Whatever the circumstances that led a young Israeli man of 21 from Beersheba to disappear in the Palestinian village of Beit Anoun in the Hebron hills Thursday afternoon, April 2, the authorities are treating his disappearance as a security incident and possible kidnapping and pulling out all the stops to find him.
Fresh in all their memories is the kidnap and murder by Hamas terrorists of three Israeli teenage boys in the same area last summer, an event which led to Israel’s last operation against Hamas in Gaza. Therefore, scores of foot soldiers have been deployed by the IDF and police to scour the area, where the villages are riddled with extgremist Hamas and Jihad Islami cells. The Palestinian Authority’s security and intelligence agencies are aiding the Shin Bet and military intelligence in the search, which is severely hampered by the dark, the rugged hill terrain, the hostility of local villagers and the fact that the missing man left his cell phone in his car.

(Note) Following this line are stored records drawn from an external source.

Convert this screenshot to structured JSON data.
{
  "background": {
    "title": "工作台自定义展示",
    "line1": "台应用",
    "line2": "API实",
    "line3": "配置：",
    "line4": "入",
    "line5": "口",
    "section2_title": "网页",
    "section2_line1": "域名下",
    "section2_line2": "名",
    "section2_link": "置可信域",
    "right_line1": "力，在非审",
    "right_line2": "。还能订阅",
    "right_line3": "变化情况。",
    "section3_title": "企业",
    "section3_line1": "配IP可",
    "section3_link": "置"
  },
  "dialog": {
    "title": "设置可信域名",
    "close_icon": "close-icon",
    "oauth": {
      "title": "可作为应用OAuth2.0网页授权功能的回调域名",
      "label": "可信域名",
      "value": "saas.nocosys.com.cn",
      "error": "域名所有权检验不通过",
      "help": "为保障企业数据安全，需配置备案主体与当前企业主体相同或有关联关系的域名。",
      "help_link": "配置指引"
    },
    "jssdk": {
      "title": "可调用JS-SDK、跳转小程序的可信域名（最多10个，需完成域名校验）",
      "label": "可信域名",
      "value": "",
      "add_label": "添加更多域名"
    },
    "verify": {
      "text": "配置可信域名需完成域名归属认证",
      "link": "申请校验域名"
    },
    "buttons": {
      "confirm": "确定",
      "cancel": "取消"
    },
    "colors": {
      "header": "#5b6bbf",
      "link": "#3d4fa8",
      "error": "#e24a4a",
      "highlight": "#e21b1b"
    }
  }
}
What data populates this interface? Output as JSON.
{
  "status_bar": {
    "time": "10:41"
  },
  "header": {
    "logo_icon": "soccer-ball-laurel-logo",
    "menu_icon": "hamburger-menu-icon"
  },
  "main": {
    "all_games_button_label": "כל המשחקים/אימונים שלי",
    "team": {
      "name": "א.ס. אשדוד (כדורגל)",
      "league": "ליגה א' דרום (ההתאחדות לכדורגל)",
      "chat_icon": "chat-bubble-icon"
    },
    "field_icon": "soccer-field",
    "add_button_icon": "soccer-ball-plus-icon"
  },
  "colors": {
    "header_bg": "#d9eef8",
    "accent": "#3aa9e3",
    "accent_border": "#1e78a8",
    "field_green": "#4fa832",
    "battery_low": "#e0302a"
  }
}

A wide net has been spread beyond the village and intelligence assets activated to in a broad area.
It was the breakdown of the car and the absence of a tool for changing a flat tire that sent the missing man to the Palestinian Beit Anoun village in search of a tool, when he could just as quickly reached the Jewish location of Kiryat Arba.
When he failed to return to the car, the friend with him, who was also from Beersheba, called the police. After questioning the friend and taking the circumstances into account, the police soon decided that the event itself may have originated in some criminal activity but had since deteriorated into a security issue.
They were confirmed in their suspicions by the contents of the missing man’s cell phone and cross-checking it with his friend’s instrument for clues to what brought the pair to this particular part of the West Bank and whom they had arranged to meet. Under questioning, the friend produced several conflicting answers to these questions. It is possible that the missing man was instructed to make a rendezvous in the village on some unknown errand alone and without his cell phone.
Even so, the authorities are taking no chances and treating the event as a possible kidnap by Palestinian terrorists.
IDF Chief of Staff Gady Eisenkott happened to be visiting Central Command headquarters when word of the disappearance came in. He decided to stay and keep a personal eye on the development of what was turning into a highly complicated incident.